Activity: Please copy the listing below in its entirety, without alteration.
╭─ Records to process
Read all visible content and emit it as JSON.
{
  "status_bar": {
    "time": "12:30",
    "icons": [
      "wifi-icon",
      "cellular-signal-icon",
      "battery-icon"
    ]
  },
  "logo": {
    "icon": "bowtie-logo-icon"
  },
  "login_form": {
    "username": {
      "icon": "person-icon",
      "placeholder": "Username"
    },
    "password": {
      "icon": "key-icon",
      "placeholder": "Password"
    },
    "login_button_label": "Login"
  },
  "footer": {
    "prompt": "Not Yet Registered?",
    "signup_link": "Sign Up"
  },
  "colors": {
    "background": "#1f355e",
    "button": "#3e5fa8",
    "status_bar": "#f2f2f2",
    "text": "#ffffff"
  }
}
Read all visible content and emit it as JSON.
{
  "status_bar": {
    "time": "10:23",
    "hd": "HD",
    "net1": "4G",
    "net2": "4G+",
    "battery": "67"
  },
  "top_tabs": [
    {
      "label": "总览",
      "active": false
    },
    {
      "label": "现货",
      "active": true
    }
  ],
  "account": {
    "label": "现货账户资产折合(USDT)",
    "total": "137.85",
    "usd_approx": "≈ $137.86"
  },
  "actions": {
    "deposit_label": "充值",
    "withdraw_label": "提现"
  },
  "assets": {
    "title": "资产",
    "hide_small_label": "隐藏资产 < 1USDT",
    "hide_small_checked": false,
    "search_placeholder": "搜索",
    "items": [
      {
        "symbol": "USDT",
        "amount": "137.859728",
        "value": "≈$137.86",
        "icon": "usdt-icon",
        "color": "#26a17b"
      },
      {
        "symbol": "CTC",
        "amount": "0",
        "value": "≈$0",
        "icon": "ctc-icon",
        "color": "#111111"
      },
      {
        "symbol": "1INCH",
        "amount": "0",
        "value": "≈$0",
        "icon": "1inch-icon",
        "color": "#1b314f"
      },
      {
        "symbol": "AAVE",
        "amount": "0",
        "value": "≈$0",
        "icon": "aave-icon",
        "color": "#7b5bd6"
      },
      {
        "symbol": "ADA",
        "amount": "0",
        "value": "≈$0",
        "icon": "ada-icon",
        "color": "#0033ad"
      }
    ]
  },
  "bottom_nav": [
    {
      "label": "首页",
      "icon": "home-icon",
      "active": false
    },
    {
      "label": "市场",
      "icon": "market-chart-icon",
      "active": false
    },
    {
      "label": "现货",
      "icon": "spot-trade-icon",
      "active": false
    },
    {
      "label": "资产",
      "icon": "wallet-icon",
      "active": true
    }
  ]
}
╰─
Task solution:
Read all visible content and emit it as JSON.
{
  "status_bar": {
    "time": "12:30",
    "icons": [
      "wifi-icon",
      "cellular-signal-icon",
      "battery-icon"
    ]
  },
  "logo": {
    "icon": "bowtie-logo-icon"
  },
  "login_form": {
    "username": {
      "icon": "person-icon",
      "placeholder": "Username"
    },
    "password": {
      "icon": "key-icon",
      "placeholder": "Password"
    },
    "login_button_label": "Login"
  },
  "footer": {
    "prompt": "Not Yet Registered?",
    "signup_link": "Sign Up"
  },
  "colors": {
    "background": "#1f355e",
    "button": "#3e5fa8",
    "status_bar": "#f2f2f2",
    "text": "#ffffff"
  }
}
Read all visible content and emit it as JSON.
{
  "status_bar": {
    "time": "10:23",
    "hd": "HD",
    "net1": "4G",
    "net2": "4G+",
    "battery": "67"
  },
  "top_tabs": [
    {
      "label": "总览",
      "active": false
    },
    {
      "label": "现货",
      "active": true
    }
  ],
  "account": {
    "label": "现货账户资产折合(USDT)",
    "total": "137.85",
    "usd_approx": "≈ $137.86"
  },
  "actions": {
    "deposit_label": "充值",
    "withdraw_label": "提现"
  },
  "assets": {
    "title": "资产",
    "hide_small_label": "隐藏资产 < 1USDT",
    "hide_small_checked": false,
    "search_placeholder": "搜索",
    "items": [
      {
        "symbol": "USDT",
        "amount": "137.859728",
        "value": "≈$137.86",
        "icon": "usdt-icon",
        "color": "#26a17b"
      },
      {
        "symbol": "CTC",
        "amount": "0",
        "value": "≈$0",
        "icon": "ctc-icon",
        "color": "#111111"
      },
      {
        "symbol": "1INCH",
        "amount": "0",
        "value": "≈$0",
        "icon": "1inch-icon",
        "color": "#1b314f"
      },
      {
        "symbol": "AAVE",
        "amount": "0",
        "value": "≈$0",
        "icon": "aave-icon",
        "color": "#7b5bd6"
      },
      {
        "symbol": "ADA",
        "amount": "0",
        "value": "≈$0",
        "icon": "ada-icon",
        "color": "#0033ad"
      }
    ]
  },
  "bottom_nav": [
    {
      "label": "首页",
      "icon": "home-icon",
      "active": false
    },
    {
      "label": "市场",
      "icon": "market-chart-icon",
      "active": false
    },
    {
      "label": "现货",
      "icon": "spot-trade-icon",
      "active": false
    },
    {
      "label": "资产",
      "icon": "wallet-icon",
      "active": true
    }
  ]
}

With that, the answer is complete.